Diversity is important. It’s very important. It’s absolutely necessary if you need a supplier to come up with innovative solutions to a problem. But simply allowing a supplier to say they are diverse or check a “diversity” box doesn’t tell you anything. First of all, what’s their definition of diverse. One white woman on a board that otherwise is entirely composed of greedy old white men? Might make their definition of diverse, but definitely, definitely, definitely wouldn’t make the doctor‘s definition of diversity.
True diversity is men and women of all ethnicities, experiential backgrounds, educational backgrounds, and so on that are available to you in the areas in which you employ people. Especially those from diverse backgrounds divergent from your founders / management. And it’s not an arbitrary target, it’s representative of the average diversity in your area. As we have said before, saying you want 50% women in an IT or Engineering company when only 25% of graduates are women is not achievable (but 25% is).
7. Green Procurement
What does “green procurement” mean. the doctor bets you have a definition. And the doctor bets its probably bull crap. Not to say that your intentions, or goals, are bad, or that what you think it is is bad, but that how a less than scrupulous supplier will respond to it is bad. Because when it comes to “green”, there is an awful lot of “greenwashing”, “greenlighting”, “greenrinsing”, “greenhushing”, “greenshifting”, “greencrowding”, or other decidely ungreen practices out there, and if you’re not careful, a supplier will sell you one of these not-so-green services when you ask for a “green” solution. (And, in fact, you’d be greener if you simply asked Kermit the Frog to buy you some lettuce from the local farm. After all, no one knows better than Kermit that It’s Not Easy Being Green.)
6. Sustainable Procurement

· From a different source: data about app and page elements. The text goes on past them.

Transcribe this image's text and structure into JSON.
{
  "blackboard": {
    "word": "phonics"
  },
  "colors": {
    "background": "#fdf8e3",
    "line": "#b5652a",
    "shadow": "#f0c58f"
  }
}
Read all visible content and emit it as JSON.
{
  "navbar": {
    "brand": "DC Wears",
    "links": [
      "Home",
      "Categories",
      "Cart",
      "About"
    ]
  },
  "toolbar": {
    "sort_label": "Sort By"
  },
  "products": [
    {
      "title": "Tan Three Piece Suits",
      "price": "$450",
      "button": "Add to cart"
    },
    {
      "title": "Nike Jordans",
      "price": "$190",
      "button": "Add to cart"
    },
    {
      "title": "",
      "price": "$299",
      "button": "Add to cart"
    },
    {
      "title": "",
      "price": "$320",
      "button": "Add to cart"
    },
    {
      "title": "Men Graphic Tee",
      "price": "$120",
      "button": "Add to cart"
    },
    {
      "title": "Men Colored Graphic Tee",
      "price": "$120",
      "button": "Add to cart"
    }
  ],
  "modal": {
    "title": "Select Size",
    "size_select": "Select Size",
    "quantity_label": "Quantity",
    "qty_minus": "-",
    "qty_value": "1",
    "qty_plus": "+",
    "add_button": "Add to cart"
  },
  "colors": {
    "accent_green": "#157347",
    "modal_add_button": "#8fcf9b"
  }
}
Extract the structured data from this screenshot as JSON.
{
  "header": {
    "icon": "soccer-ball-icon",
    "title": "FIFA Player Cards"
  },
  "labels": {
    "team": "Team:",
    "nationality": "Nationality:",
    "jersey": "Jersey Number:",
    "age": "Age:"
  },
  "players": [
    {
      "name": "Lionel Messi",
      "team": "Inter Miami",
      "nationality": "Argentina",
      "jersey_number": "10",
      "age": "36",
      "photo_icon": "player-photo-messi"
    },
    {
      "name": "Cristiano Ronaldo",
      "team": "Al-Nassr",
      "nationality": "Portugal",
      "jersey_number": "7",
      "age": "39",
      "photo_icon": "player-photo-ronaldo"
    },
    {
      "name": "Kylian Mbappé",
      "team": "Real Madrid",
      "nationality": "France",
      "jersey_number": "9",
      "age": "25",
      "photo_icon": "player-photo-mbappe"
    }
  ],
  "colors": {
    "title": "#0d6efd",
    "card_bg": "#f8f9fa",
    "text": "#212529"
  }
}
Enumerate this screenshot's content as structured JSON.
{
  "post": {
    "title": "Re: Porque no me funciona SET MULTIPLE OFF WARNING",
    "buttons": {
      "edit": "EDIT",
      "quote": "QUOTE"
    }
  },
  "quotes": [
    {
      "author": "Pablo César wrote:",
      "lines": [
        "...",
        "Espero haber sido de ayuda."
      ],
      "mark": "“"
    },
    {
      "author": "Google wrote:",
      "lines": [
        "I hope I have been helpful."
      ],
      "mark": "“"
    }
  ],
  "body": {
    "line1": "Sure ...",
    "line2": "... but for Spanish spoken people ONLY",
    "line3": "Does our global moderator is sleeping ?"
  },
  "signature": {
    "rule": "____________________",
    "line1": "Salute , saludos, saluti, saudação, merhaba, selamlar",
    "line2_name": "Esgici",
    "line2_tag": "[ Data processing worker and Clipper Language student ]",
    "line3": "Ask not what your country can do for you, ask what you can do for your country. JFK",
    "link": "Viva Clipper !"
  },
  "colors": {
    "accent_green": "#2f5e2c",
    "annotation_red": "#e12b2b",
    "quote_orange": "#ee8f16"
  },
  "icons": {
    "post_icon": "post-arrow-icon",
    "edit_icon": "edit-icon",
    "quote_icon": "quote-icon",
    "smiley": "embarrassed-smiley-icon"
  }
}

What does this mean? It’s even more ambiguous than “green procurement”. Does it mean that what you are buying is sustainable, or does it mean that the process is sustainable. Technically, under the rules of English Grammar (you know, that system of language rules they don’t seem to teach anymore), “sustainable” is an adjective to the “procurement” noun that follows, so as long as the vendor/service provider supports your Procurement process in a way that is sustainable to you, they’ve technically met the requirement, right? Right! But what you want is sustainable goods and services, but that’s not technically what you asked and the sneaky slippery suppliers will try to use that ambiguity to give an ambiguous response and slip a bid in that you shouldn’t consider. So again, don’t ask if they have sustainable procurement, ask what efforts they make to use renewables, minimize resource (water, energy, non-renewable material) use, ensure their suppliers are using sustainable practices and financially sound, and so on.
In other words, buzzwords are not answers, and any provider that simply spews slang at you is not solving serious situations that are relevant to your business. So ban the buzzwords, get deep insight, and make the right decisions.
Of course, since we started at 10, these aren’t the worst of the buzzwords. Not the worst by far! In our next part, we’ll review the top 5. Stay tuned.